Why Living Umbrellas May Have a Bright Future

Why Living Umbrellas May Have a Bright Future

Living UmbrellasSometimes innovation strikes by chance. Such was the case with David Tilley, Associate Professor in the Environmental Science & Technology Department at the University of Maryland, CEO of Living Canopies, and founder of the “Living Umbrella.”

Two years ago, Tilley was sitting on a sunny pool deck during a family vacation in Las Vegas. The blue skies and 110°F temperatures were making life miserable, and even drinking a cold beer didn’t work because the can was hot before he could take a sip.


“I noticed that a few other folks on the deck were like me — too hot and sun-baked — but they were crowding into the shade of the few plants that were on the deck,” Tilley says. “I looked around and wondered why there weren’t any patio umbrellas.”

And with that, the living umbrella seed was planted.

Early Buzz Creates Excitement

When Tilley returned home, he took the idea back to his colleagues at the University of Maryland. They pointed him to the Office of Technology Commercialization and the Academy for Innovation and Entrepreneurship on campus, which offered Tilley and his partners training on business start-ups.

“As part of the start-up, my team of graduate students built a working prototype for demonstration on campus,” Tilley says. “It was well received, so we decided to visit a plant show in Orlando to gauge interest.”

At the show, Nick Place, a Dean of Agriculture at the University of Florida (UF) and a former Maryland colleague, put Tilley in touch with UF’s Lloyd Singleton, who said Tilley had to meet T. Jay Higgins at Sun-Fire Nurseries.

“As soon as we showed T. Jay a photo of the Living Umbrella prototype, he said he would like to work with us because it fit so well with the Sun Parasol mandevilla brand,” Tilley says. “T. Jay introduced us to Suntory Flowers, and they have been very supportive and helpful during the last year.”

Since then, Tilley worked with Nick Cloyd and Tim Williamson to create Living Canopies, which is marketing the Living Umbrellas to restaurants and hotels in the Maryland/Washington, D.C., metro area. The group plans to eventually expand this marketing approach beyond the Beltway.

A restaurant owner told Tilley that people were calling immediately to get table reservations under a living umbrella.

“One of our earliest customers told us it was the coolest product they’d seen in years,” Tilley says.

Suntory Flowers also displayed the Living Umbrella at Cultivate ’17, where it was well-received.

Picking the Right Plants

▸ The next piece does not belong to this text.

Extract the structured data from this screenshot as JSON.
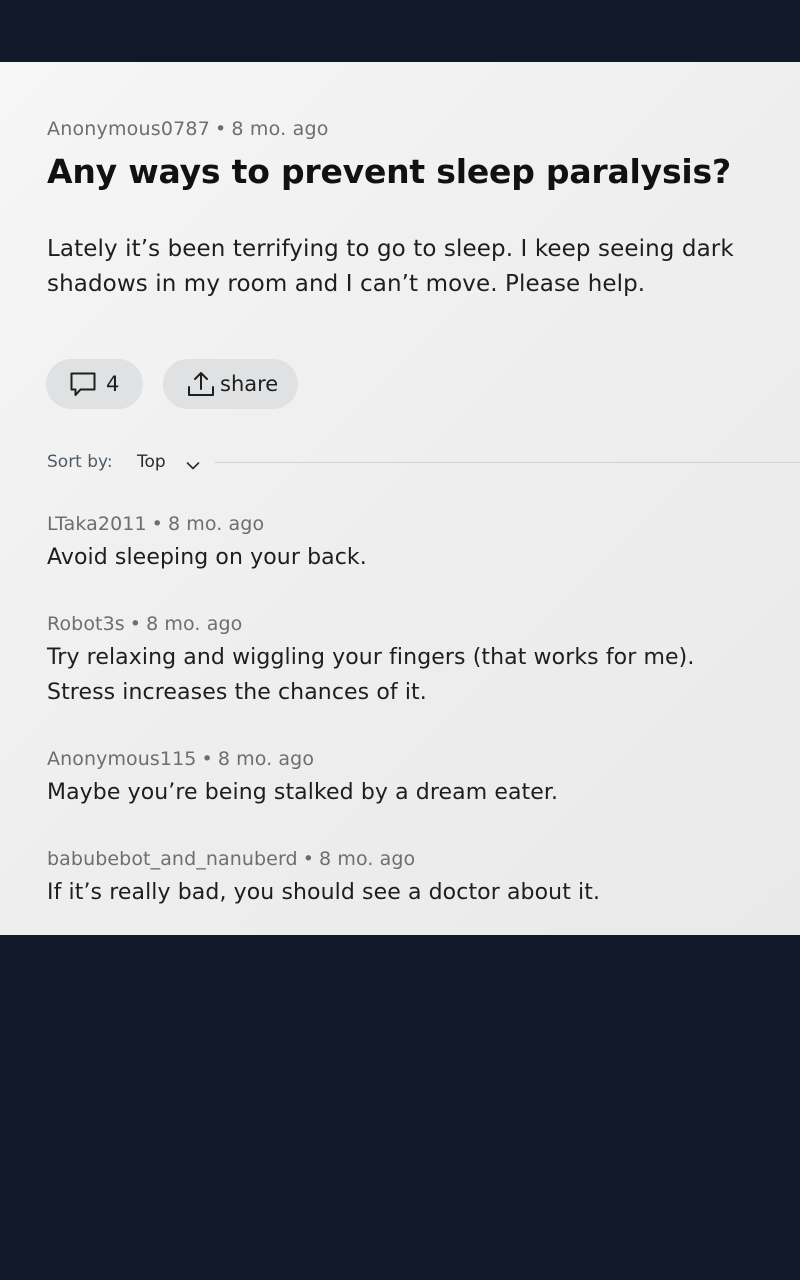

Living Umbrellas are great centerpieces for any patio, but work especially well on rooftops because of their durability. Plant care is made easy by a self-watering system, which only requires a refill once a week. The Living Canopies team also chooses only hardy plants that can withstand heat and storms for the canopies.

Mandevilla ‘Sun Parasol Giant Red Emperor’ is the go-to plant for the Living Umbrellas because it produces flowers non-stop from May to October. Mandevilla ‘Sun Parasol Giant White’ also works well for spectacular floral decor. Other options include Mandevilla ‘Sun Parasol Giant Pink’ and Passiflora incarnata (Passion Flower).

Tilley says he envisions Living Umbrellas increasing consumer awareness and interest in plants.

“It’s the blend of smart technology and green thinking that gives us the ability to put beautiful, easy-to-maintain, showy flowers above people’s heads that seems to get them excited,” Tilley says. “It really makes them appreciate plants in a new way.”